• _WHAT TO DO_: Your job here is to restate every record exactly, pictures excluded.

• _DATASET_:

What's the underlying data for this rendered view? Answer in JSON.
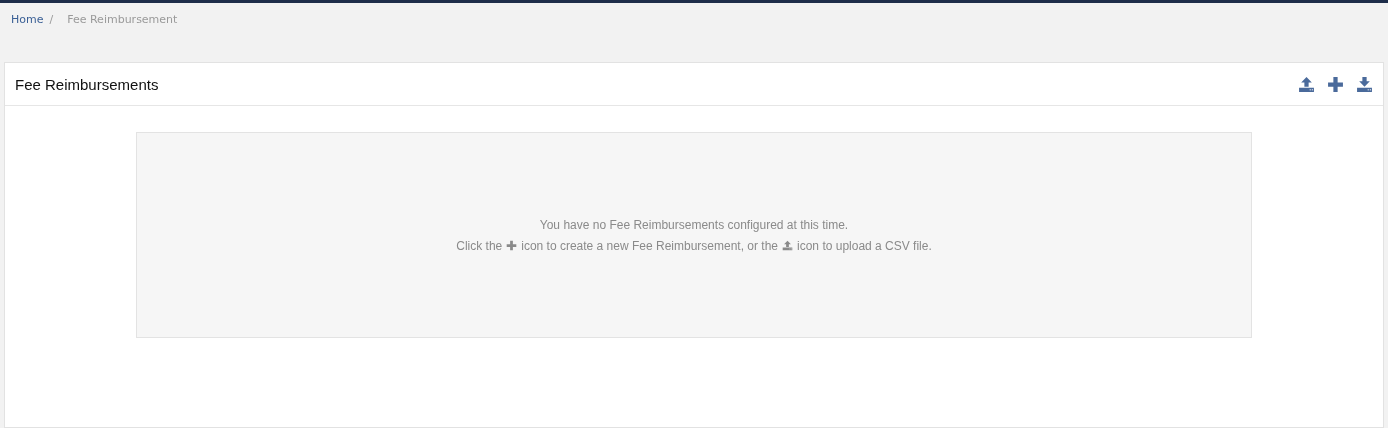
{
  "breadcrumb": [
    {
      "label": "Home",
      "kind": "link"
    },
    {
      "label": "/",
      "kind": "separator"
    },
    {
      "label": "Fee Reimbursement",
      "kind": "current"
    }
  ],
  "panel": {
    "title": "Fee Reimbursements",
    "toolbar": [
      {
        "kind": "upload"
      },
      {
        "kind": "add"
      },
      {
        "kind": "download"
      }
    ],
    "empty_state": {
      "message": "You have no Fee Reimbursements configured at this time.",
      "hint": [
        {
          "kind": "text",
          "text": "Click the"
        },
        {
          "kind": "add"
        },
        {
          "kind": "text",
          "text": "icon to create a new Fee Reimbursement, or the"
        },
        {
          "kind": "upload"
        },
        {
          "kind": "text",
          "text": "icon to upload a CSV file."
        }
      ]
    }
  }
}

• _OUTPUT BELOW_:
What's the underlying data for this rendered view? Answer in JSON.
{
  "breadcrumb": [
    {
      "label": "Home",
      "kind": "link"
    },
    {
      "label": "/",
      "kind": "separator"
    },
    {
      "label": "Fee Reimbursement",
      "kind": "current"
    }
  ],
  "panel": {
    "title": "Fee Reimbursements",
    "toolbar": [
      {
        "kind": "upload"
      },
      {
        "kind": "add"
      },
      {
        "kind": "download"
      }
    ],
    "empty_state": {
      "message": "You have no Fee Reimbursements configured at this time.",
      "hint": [
        {
          "kind": "text",
          "text": "Click the"
        },
        {
          "kind": "add"
        },
        {
          "kind": "text",
          "text": "icon to create a new Fee Reimbursement, or the"
        },
        {
          "kind": "upload"
        },
        {
          "kind": "text",
          "text": "icon to upload a CSV file."
        }
      ]
    }
  }
}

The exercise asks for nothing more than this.